The most practical way to fight for hope comes from the hardest journey and the most treacherous terrain – it’s a terrain of dying to self. And no one wants to walk through thick forest and rocky paths alone. No one wants to be cut from the inside, throw aside comfort and go the road of the hard thing – the road of obedience.

But it’s the only way to get to hope.

(Seriously, I wish I had shinier answers).

But truth is: the only real way to hope is through obedience to the very Words of His gospel. Words like:





None of these acts come easily most of the time. They often come with a fight. But isn’t it always the case that the hardest roads lead to glorious victories?

obedience over comfort

{Photo credit | Unsplash | Logan Nolan}

Just last week I knew I needed to go the hard road. Jesus tells us to reconcile ourselves to one another. He reminds us that we will be known for how we love – especially how we love the church. And to be terribly honest – the church has been hard for me to love this year. Instead of ignoring the situation (which I wanted to do), and simply running away (which seemed easier at the time), I chose obedience over comfort.

I chose to fear God’s Word, not because He would stop loving me if I refused it, but because He gave instruction for my good and the health of His church.

Hear me when I say this: I didn’t strive for reconciliation right away, but I do know it wasn’t a passive act. I had to build up my courage. But the difference of building up courage from self-help books versus the Bible is that my courage came from fearing God.

I eventually had to remind myself that if God asked me to go through the grime and muck to reconcile and forgive, then that is enough. It is simply enough.

Courage didn’t come from within; it came from holy fear.

Obedience Over Comfort

{Photo credit | Unsplash | Liana Mikah}

Simply by being in church world long enough, I’ve witnessed our very human nature, my very human nature, choose comfort.

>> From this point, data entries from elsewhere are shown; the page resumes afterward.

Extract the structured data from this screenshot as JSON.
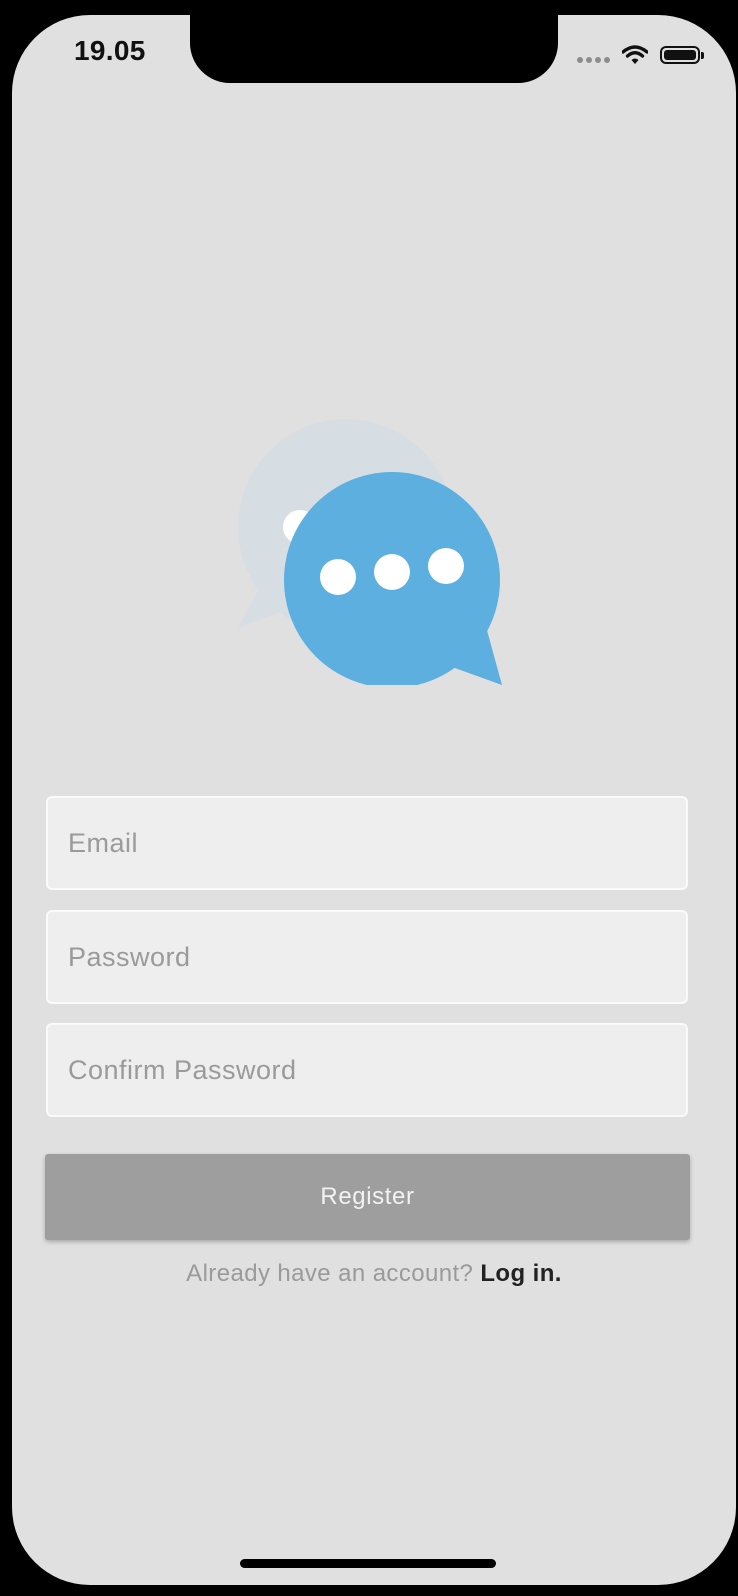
{
  "status_bar": {
    "time": "19.05",
    "signal_icon": "signal-dots-icon",
    "wifi_icon": "wifi-icon",
    "battery_icon": "battery-icon",
    "battery_level": 1.0
  },
  "logo": {
    "icon": "chat-bubbles-icon",
    "colors": {
      "front_bubble": "#5dafe0",
      "back_bubble": "#d6dde3",
      "dots": "#ffffff"
    }
  },
  "form": {
    "email": {
      "value": "",
      "placeholder": "Email"
    },
    "password": {
      "value": "",
      "placeholder": "Password"
    },
    "confirm_password": {
      "value": "",
      "placeholder": "Confirm Password"
    }
  },
  "register_button": {
    "label": "Register",
    "color": "#9e9e9e"
  },
  "login_prompt": {
    "text": "Already have an account?",
    "link_label": "Log in."
  },
  "colors": {
    "background": "#e0e0e0",
    "field_background": "#eeeeee"
  }
}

I pick what I want to pursue in the Bible and leave the rest for everyone else. But in so doing I’ve forgotten real healing comes from real obedience. Beth Moore says it best:

“It’s been a harrowing trip to Oz for many evangelicals this year, the curtain pulled back on the wizards of cause. We found a Bible all right, seemingly used rather than applied, leveraged instead of obeyed, cut and pasted piecemeal into a pledge of allegiance to serve the served.”

And He is Almighty God. It’s interesting what we do when we forget who He is. Because somehow our limiting of God’s power and authority has led us to flash our Bibles around and color pages full of its quotes without applying the hard lessons He died to prove.

I’m not saying we are going to do this perfectly. Heaven knows, you will never get that message preached here. But I am saying we should aim for obedience even if we fail. Even if we make a fool of ourselves while reconciling. Even if we get hurt further in the acts of forgiveness. And even if we spend a lifetime of dying to ourselves for the sake of others – again and again and again.

We do the hard thing simply because He is God and we are not. Let’s stop making it harder than it really is.

What we do with God’s Word is ultimately our declaration of who we believe He is. And who He actually is, is a God that longs for His church to flourish, His name to reign and His people to walk in freedom. And when we chose to know this God, we begin to experience hope.

What is our tender and Holy God asking you to walk in this week? How can I pray for you and support you so you don’t walk alone?